GM food in India - scientific concerns
2.GM brinjal: scientific concerns
EXTRACT: "The two experiments done to check allergenicity and toxicity for BT brinjal are grossly inadequate." (ITEM 1)
"Data on field trial results were not properly and statistically analysed." (ITEM 2)
1.Is India ready for genetically modified food?
CNN-IBN, May 19 2008
New Delhi: Debate over the genetically modified food has been raised time and again.
The question that surfaces is whether India is ready for genetically modified food in India.
Experts say the systems to monitor and test GM food are grossly inadequate in India. However, if granted approval by the Genetic Engineering Approval Committee, Bt brinjal [eggplant/aubergine] would be the first genetically modified vegetable anywhere in the world.
"India is ignoring the precautionary principle," says activist, Greenpeace, Rajesh Krishnan.
However, these are not the only issues and it is not just activists who are protesting. Dr Pushpa Bhargava, who is special invitee by the Supreme Court to the GEAC to lend transparency to the functioning, has shot off a stinging letter to the GEAC. The letter says, "There is enormous evidence which calls for a total review of India's experience with Bt cotton."

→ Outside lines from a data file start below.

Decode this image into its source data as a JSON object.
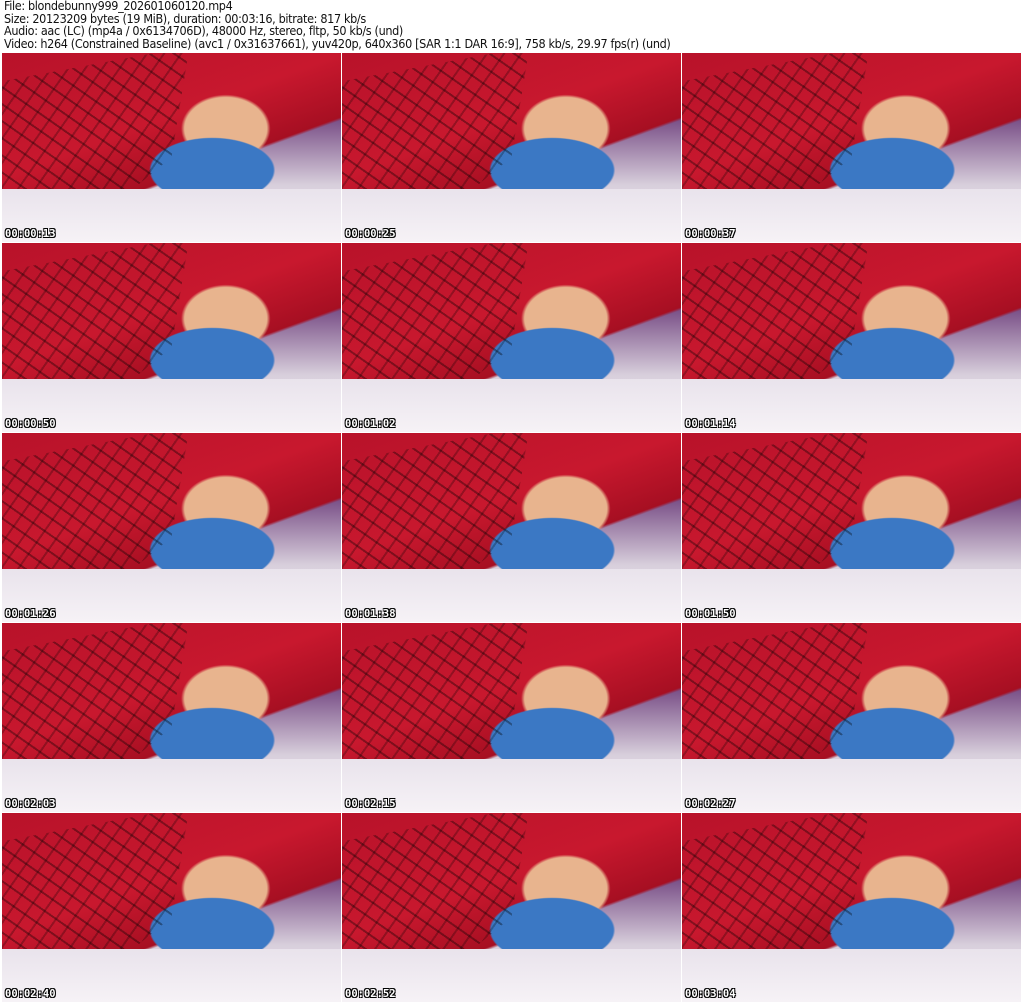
{
  "header": {
    "file": "File: blondebunny999_202601060120.mp4",
    "size": "Size: 20123209 bytes (19 MiB), duration: 00:03:16, bitrate: 817 kb/s",
    "audio": "Audio: aac (LC) (mp4a / 0x6134706D), 48000 Hz, stereo, fltp, 50 kb/s (und)",
    "video": "Video: h264 (Constrained Baseline) (avc1 / 0x31637661), yuv420p, 640x360 [SAR 1:1 DAR 16:9], 758 kb/s, 29.97 fps(r) (und)"
  },
  "thumbnails": [
    {
      "timestamp": "00:00:13"
    },
    {
      "timestamp": "00:00:25"
    },
    {
      "timestamp": "00:00:37"
    },
    {
      "timestamp": "00:00:50"
    },
    {
      "timestamp": "00:01:02"
    },
    {
      "timestamp": "00:01:14"
    },
    {
      "timestamp": "00:01:26"
    },
    {
      "timestamp": "00:01:38"
    },
    {
      "timestamp": "00:01:50"
    },
    {
      "timestamp": "00:02:03"
    },
    {
      "timestamp": "00:02:15"
    },
    {
      "timestamp": "00:02:27"
    },
    {
      "timestamp": "00:02:40"
    },
    {
      "timestamp": "00:02:52"
    },
    {
      "timestamp": "00:03:04"
    }
  ]
}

"The two experiments done to check allergenicity and toxicity for BT brinjal are grossly inadequate."
The letter also says, "One may, therefore, ask if all these tests and analysis have been done for Bt Brinjal and Bt Okra. This would need a highly specialized and reliable laboratory and it is not safe to permit any open field trial of any transgenic food material."
"Have we invested in monitoring mechanisms? The answer is no," says Secretary, Department of Bio Technology, Dr. MK Bahn.
Concerns regarding GM food have been growing the world over and almost 182 countries have declared themselves GM free.
"They tested the Mon863 corn, fed rats with corn and discovered problems in the liver and kidney of rats," says Greenpeace activist, Rajesh Krishnan.
However, the Department of Bio-technology is unfazed. "We are in favour of Genetically Modified food," says minister, Kapil Sibal.
Bt brinjal is the first in the line in a long list of food crop. However, Bt okra and Bt rice are likely to follow.
2. GM brinjal
Business Line, May 22 2008
This refers to the editorial "Bt brinjal on trial" (Business Line, May 19). There are certain scientific facts concerning the subject, which are mentioned here. There is a Public Interest Litigation on genetically modified (GM) crops currently before the Supreme Court. In September 2006, the former Chief Justice of India, Mr Sabharval, passed an order that the entire issue of the GM crops should be examined by "competent, knowledgeable and committed independent scientists".
In response to the above order, a five-member independent expert committee was set up in mid-September 2006. The panel had two leading toxicologists from the National Institute of Nutrition, Hyderabad, an eminent entomologist, the former Director of the Tobacco Research Institute, Rajahmundry, a well-known economist, who was a former Dean, and a renowned plant physiologist. The Chairman himself is an international authority on soils and agronomy.
The task of the independent expert committee was to critically examine the data of the field trials on Bt brinjal conducted by the Indian subsidiary of the MNC involved in the propagation of Bt brinjal. The expert committee found several instances where the bio-safety norms, prescribed by the Department of Biotechnology, were not followed and recommended that the entire question of Bt brinjal should be re-examined.
Data on field trial results were not properly and statistically analysed.
Surprisingly, despite these observations, sporadic trials have been going on in India, in particular in Tamil Nadu. The official report of the committee was submitted to the Supreme Court in mid-October, 2006.
There is no attempt to "torpedo" genuine science. At the same time, one must be very wary when it comes to biotechnology. Whether it be Bt cotton or Bt brinjal, one is playing around with just a single gene.
There is also an enormous lack of knowledge as to what happens in a soil system when a Bt crop is grown.
The comparison between Bt cotton and Bt brinjal is both irrelevant and misconceived. It is well worth remembering that the Bt toxin (originating from the soil-borne bacterium Bacillus thurengiensis) is as potent as the cholera toxin.
Would the brinjal-lovers of India, the crop being one of the most popular vegetables in the country, having originated in the Indian sub continent, risk poisoning the next time they savour the mouth-watering kathirikkai poriyal or baingan ki bharta?
K. P. Prabhakaran Nair e-mail